With the new and revised auditor reporting standards due to come into force next year, the role of the Audit Oversight Board has never been more important, says Errol Oh
This article was first published in the July/August 2016 China edition of Accounting and Business magazine.
The Audit Oversight Board’s (AOB) annual report belongs on the must-read list of every auditor and accountant working in corporate Malaysia.
The board’s mission is to boost confidence in the quality and reliability of the audited financial statements of many of the country’s largest companies and funds. And it does so by fostering high-quality independent auditing. This alone should oblige auditors and accountants to be familiar with its policies and views.
But there is more than that. To achieve the outcomes it desires, the AOB’s strategies are to promote high-quality audit practices, influence the financial reporting ecosystem, leverage stakeholders’ support, and support the adoption and implementation of auditing and ethical standards. Nik Mohd Hasyudeen Yusoff, the AOB’s executive chairman at the point when the report was finalised, calls this ‘bringing new dimensions in its oversight activities’.
How it goes about doing so makes up the majority of the board’s latest annual report, which was released in May. Hence, the report serves up plenty of food for thought. For example, there is much emphasis on how audit firms are led, particularly by their managing partners. The AOB wants firms to understand that leadership by example is key in promoting audit quality. This is because the tone at the top influences how partners and audit engagement teams do their jobs.
The board urges every firm’s number one to champion quality as part of the culture; this includes making it clear that any conduct that compromises audit quality will not be tolerated. It points out that it is necessary for firms to link quality of engagement performance with the remuneration of partners and staff, and to ensure that growth does not come at the expense of audit quality.
On the new and revised auditor reporting standards that come into effect next year, the AOB aims to smooth the introduction of the revamped auditor’s report. One such initiative was the setting up of a steering committee in June 2015 to identify issues and risks relating to implementation, and to develop strategies and provide guidance.
The committee is chaired by the Securities Commission, with the AOB as the secretariat. Its members represent regulators, the accounting profession and listed companies. The board is convinced that the new auditor’s report will help narrow the audit expectation gap, primarily by allowing users of financial statements to have a better grasp of the audit procedures that have been carried out and how these affect audit quality.
There was, of course, extra attention on key audit matters (KAMs), the section in the new report that discusses those matters that the auditor feels were of most significance. According to the AOB, it is thus more crucial than ever for auditors to understand their clients’ business models as KAMs disclosures should be guided by the entity’s business model. In addition, the board ‘strongly reminds’ readers that KAMs descriptions should focus on the matters themselves and not be a mere description of the audit procedures.
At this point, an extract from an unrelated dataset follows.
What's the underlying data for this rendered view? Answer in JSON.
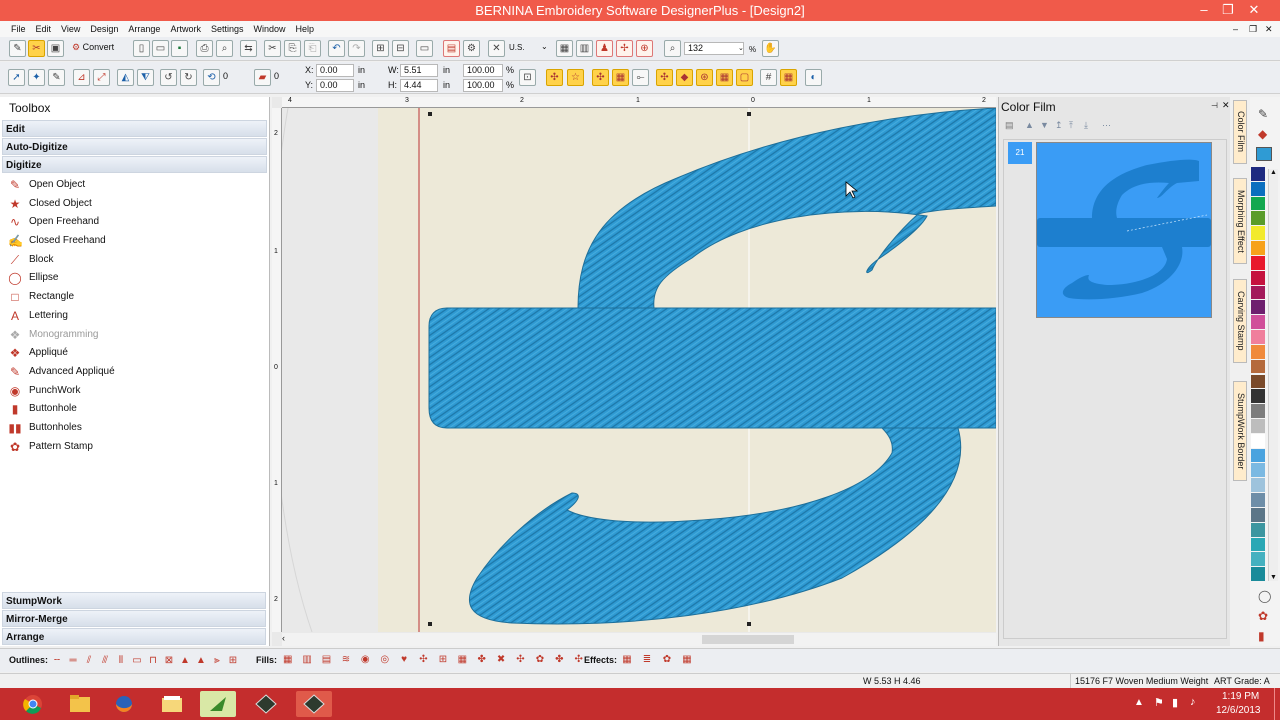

And here is another reason to go through the AOB’s annual reports: to understand the regulator’s approach to enforcement. Last year for the first time the board revoked the registration of an audit firm and two of its partners for failure to remain fit and proper to audit public-interest entities.
‘We trust other firms will view this seriously and will respond appropriately in improving their work,’ Nik Hasyudeen wrote in May’s report.
Errol Oh is executive editor of The Star
"The AOB wants firms to understand that leadership by example is key in promoting audit quality"